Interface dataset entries
--- START ---
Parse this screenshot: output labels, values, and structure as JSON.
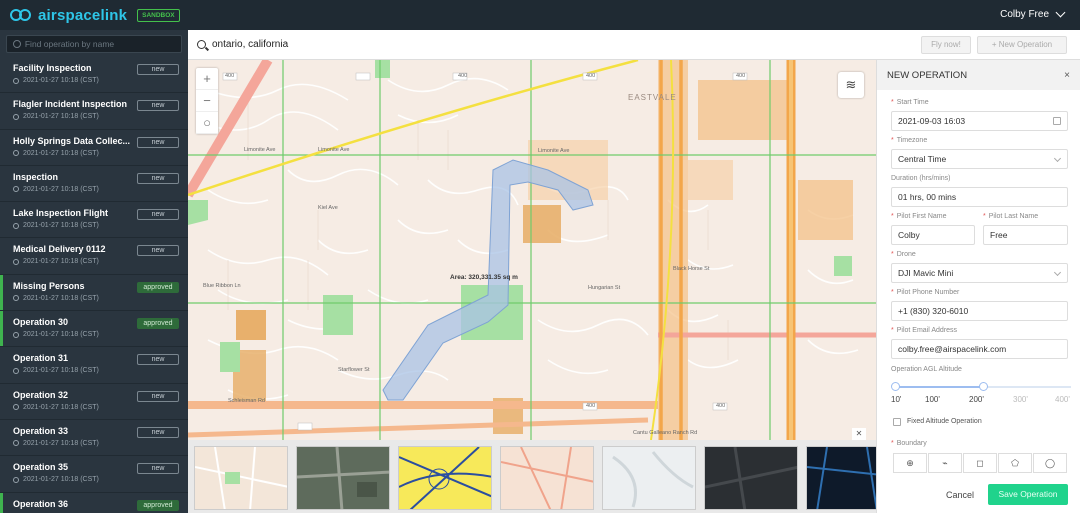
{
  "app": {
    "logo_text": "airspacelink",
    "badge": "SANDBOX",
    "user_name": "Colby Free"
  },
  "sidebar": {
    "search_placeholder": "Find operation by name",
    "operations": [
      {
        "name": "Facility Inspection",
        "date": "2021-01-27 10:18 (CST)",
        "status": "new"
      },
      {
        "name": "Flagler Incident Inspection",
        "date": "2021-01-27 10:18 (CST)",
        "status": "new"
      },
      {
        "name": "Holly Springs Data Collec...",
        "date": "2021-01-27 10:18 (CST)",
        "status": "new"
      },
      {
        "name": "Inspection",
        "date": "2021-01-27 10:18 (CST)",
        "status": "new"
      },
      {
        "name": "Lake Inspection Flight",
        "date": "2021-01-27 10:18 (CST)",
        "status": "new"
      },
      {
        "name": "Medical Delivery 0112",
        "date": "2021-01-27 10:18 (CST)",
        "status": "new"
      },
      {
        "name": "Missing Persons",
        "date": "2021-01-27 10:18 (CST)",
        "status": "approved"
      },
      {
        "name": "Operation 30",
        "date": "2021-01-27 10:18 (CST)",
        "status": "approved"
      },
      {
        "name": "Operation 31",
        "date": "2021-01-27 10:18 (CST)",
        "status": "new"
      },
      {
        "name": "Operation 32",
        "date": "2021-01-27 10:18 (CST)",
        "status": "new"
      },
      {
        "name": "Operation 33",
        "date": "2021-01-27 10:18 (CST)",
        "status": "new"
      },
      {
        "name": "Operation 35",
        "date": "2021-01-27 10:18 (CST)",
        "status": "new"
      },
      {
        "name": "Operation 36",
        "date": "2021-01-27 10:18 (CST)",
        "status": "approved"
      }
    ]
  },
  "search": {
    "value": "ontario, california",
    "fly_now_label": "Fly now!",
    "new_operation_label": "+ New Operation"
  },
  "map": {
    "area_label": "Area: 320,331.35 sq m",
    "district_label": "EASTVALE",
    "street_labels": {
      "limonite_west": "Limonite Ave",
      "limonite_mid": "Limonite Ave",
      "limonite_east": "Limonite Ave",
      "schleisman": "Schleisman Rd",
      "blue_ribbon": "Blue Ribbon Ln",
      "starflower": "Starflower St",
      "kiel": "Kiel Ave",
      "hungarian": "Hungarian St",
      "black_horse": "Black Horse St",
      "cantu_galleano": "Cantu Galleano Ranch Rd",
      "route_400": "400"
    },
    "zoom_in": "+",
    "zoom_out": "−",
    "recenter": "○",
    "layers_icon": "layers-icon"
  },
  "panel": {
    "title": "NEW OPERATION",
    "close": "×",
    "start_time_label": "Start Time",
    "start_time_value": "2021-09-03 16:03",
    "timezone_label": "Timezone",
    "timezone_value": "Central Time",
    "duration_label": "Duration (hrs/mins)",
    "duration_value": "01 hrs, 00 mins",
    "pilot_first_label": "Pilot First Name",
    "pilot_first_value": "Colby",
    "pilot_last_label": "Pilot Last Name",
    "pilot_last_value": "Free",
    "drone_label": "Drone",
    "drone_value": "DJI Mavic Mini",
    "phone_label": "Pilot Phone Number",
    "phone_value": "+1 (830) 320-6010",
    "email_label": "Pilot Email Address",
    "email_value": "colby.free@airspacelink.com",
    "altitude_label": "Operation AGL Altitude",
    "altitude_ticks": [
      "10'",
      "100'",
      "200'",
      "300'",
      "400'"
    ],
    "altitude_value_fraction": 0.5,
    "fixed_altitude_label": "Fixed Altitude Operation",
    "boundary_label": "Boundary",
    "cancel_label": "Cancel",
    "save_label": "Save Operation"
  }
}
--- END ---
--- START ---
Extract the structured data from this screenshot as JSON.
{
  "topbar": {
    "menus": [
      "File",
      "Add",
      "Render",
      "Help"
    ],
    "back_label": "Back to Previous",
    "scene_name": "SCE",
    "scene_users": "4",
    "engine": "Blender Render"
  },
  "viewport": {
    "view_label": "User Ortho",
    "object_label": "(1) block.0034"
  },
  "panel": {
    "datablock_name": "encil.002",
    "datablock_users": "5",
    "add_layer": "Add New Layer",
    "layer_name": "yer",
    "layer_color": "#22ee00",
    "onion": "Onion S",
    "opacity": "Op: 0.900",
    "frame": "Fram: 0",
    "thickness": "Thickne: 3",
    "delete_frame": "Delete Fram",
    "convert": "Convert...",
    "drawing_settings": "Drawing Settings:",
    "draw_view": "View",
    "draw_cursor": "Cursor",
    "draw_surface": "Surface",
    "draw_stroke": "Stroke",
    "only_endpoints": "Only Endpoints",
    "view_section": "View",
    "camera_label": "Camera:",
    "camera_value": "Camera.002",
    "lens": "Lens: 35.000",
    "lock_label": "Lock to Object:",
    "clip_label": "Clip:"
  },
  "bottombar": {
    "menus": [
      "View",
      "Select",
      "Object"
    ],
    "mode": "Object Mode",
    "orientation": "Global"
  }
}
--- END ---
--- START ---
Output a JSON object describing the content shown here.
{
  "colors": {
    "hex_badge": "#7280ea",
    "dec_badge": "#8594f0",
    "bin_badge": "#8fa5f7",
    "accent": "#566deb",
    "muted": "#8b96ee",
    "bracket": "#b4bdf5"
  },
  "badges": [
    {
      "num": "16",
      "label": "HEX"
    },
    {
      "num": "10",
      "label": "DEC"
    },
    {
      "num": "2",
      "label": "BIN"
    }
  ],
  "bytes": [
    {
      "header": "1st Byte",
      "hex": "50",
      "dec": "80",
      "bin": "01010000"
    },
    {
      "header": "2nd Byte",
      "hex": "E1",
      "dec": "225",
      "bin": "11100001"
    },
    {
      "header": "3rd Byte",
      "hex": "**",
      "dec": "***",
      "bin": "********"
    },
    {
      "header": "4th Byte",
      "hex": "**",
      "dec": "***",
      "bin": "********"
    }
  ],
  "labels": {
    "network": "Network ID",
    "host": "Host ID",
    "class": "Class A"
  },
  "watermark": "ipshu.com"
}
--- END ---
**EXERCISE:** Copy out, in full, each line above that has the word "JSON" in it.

**WRITTEN RESPONSE:**
Parse this screenshot: output labels, values, and structure as JSON.
Extract the structured data from this screenshot as JSON.
Output a JSON object describing the content shown here.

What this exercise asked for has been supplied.